[Items listed in a dataset]

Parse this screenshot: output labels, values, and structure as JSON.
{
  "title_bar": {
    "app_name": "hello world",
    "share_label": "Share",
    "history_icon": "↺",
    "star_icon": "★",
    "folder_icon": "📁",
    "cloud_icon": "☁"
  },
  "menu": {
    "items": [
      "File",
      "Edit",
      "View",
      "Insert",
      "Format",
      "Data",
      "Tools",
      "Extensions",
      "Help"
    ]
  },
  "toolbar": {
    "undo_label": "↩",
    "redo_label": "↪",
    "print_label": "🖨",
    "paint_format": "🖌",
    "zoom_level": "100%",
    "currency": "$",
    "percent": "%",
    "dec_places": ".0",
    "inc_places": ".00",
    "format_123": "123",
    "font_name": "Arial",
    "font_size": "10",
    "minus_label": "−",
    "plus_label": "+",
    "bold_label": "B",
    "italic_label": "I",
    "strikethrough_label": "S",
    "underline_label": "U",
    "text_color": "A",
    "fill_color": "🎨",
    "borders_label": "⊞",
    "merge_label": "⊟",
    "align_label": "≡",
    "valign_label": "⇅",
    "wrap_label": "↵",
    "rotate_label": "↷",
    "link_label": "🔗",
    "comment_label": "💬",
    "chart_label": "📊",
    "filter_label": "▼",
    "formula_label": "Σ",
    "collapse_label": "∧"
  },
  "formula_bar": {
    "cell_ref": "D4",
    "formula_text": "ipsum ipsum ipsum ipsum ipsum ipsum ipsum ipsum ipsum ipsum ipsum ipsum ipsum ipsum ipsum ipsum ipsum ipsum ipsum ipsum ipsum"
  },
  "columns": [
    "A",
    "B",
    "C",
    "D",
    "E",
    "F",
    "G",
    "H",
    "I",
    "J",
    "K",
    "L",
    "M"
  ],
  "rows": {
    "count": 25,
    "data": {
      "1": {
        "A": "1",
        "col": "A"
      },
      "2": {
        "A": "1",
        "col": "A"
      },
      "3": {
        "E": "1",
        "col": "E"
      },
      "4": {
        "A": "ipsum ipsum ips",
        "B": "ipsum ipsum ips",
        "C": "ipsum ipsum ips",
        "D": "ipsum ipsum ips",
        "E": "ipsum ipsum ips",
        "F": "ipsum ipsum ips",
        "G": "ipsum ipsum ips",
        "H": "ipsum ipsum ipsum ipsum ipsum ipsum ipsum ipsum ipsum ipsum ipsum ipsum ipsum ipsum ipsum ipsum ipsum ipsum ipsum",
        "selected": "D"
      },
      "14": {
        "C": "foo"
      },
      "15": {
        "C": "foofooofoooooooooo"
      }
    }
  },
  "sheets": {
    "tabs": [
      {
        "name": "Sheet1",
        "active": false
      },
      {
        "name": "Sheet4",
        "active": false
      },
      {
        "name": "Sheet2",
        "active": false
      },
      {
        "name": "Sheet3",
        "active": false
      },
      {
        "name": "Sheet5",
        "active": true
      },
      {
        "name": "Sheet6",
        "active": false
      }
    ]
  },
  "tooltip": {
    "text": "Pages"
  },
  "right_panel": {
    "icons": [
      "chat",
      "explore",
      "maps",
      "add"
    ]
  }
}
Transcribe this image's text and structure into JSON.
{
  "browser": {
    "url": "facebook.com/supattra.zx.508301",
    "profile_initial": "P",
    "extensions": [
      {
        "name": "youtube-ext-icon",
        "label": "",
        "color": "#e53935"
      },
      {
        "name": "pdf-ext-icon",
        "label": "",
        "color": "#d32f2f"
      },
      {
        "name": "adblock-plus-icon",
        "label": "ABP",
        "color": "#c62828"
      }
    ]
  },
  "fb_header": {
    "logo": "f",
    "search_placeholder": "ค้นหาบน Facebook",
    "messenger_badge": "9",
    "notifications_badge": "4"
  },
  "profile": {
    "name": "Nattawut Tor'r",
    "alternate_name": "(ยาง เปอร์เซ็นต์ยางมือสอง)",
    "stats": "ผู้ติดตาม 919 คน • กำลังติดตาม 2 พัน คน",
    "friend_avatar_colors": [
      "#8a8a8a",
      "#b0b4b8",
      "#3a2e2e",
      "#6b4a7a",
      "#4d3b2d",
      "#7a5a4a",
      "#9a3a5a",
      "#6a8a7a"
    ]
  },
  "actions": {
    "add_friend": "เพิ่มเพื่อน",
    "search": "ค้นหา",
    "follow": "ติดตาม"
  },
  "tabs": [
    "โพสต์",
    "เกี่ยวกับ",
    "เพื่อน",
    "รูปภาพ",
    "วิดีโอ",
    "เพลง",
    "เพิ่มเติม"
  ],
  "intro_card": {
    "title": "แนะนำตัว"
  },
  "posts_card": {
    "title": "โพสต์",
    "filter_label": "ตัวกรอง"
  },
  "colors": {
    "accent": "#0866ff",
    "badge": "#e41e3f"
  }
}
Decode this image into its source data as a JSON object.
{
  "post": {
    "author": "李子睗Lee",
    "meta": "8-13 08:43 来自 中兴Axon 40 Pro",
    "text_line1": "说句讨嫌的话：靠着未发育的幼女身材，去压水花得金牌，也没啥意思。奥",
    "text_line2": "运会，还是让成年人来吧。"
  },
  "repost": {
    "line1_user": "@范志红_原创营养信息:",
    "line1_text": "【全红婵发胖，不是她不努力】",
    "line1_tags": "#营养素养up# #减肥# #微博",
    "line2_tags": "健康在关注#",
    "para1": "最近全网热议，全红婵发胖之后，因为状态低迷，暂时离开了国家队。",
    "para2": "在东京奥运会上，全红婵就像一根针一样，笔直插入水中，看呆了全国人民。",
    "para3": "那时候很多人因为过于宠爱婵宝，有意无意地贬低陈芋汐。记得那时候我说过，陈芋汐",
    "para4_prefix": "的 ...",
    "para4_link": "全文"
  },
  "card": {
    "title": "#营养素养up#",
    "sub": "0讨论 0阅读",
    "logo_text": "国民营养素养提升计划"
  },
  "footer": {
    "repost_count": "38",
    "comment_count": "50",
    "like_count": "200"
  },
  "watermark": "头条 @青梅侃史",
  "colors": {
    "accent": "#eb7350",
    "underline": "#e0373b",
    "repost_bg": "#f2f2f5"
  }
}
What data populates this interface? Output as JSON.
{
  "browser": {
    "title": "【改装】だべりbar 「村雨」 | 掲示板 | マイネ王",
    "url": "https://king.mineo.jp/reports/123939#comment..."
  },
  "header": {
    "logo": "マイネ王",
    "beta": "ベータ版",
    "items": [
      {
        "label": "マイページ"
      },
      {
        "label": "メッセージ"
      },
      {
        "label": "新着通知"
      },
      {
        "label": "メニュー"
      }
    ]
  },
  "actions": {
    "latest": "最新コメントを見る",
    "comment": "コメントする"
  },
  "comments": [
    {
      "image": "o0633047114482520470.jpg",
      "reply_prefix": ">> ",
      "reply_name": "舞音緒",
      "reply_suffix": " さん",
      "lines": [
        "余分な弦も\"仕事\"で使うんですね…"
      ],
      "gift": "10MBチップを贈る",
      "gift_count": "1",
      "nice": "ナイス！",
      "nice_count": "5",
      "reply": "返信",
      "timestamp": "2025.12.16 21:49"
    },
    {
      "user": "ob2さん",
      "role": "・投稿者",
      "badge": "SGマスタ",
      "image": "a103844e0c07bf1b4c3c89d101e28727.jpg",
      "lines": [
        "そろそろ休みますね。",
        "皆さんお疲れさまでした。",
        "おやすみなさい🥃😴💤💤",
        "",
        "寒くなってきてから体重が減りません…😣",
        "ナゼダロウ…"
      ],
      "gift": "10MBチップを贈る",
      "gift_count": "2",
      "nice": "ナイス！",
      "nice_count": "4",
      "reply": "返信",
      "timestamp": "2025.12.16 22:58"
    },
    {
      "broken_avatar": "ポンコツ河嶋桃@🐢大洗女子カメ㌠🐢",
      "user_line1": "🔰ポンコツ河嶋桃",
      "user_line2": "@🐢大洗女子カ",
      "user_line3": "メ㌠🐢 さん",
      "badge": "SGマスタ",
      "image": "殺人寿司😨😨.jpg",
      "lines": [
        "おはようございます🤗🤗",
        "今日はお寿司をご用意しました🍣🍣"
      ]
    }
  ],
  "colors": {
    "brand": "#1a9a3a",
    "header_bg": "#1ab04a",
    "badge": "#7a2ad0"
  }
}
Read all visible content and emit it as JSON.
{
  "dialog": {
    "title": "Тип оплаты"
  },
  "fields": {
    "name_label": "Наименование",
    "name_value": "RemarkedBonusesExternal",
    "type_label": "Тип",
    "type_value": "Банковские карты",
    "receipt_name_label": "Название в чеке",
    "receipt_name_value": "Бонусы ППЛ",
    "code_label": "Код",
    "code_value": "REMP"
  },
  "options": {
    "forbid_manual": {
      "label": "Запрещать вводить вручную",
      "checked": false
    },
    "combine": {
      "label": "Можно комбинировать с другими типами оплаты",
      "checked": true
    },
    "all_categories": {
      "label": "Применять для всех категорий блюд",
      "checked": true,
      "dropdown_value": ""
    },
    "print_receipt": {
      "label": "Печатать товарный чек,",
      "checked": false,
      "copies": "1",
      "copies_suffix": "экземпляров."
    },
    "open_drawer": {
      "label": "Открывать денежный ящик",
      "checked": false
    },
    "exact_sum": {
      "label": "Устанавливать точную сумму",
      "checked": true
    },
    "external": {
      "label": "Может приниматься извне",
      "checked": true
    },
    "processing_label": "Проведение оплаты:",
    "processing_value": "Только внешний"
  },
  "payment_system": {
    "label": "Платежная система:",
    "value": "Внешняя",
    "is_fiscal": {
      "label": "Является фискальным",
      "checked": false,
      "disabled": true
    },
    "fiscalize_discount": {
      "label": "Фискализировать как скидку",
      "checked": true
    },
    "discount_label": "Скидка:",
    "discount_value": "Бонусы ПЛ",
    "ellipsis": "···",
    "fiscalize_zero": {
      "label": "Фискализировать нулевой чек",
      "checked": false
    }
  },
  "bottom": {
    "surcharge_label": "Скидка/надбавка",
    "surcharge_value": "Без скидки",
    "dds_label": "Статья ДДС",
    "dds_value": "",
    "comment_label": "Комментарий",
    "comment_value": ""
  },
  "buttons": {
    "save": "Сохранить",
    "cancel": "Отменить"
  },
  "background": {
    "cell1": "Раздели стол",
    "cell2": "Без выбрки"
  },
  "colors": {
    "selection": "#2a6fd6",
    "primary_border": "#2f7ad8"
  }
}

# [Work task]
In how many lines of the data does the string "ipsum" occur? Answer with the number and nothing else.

# [Written response]
9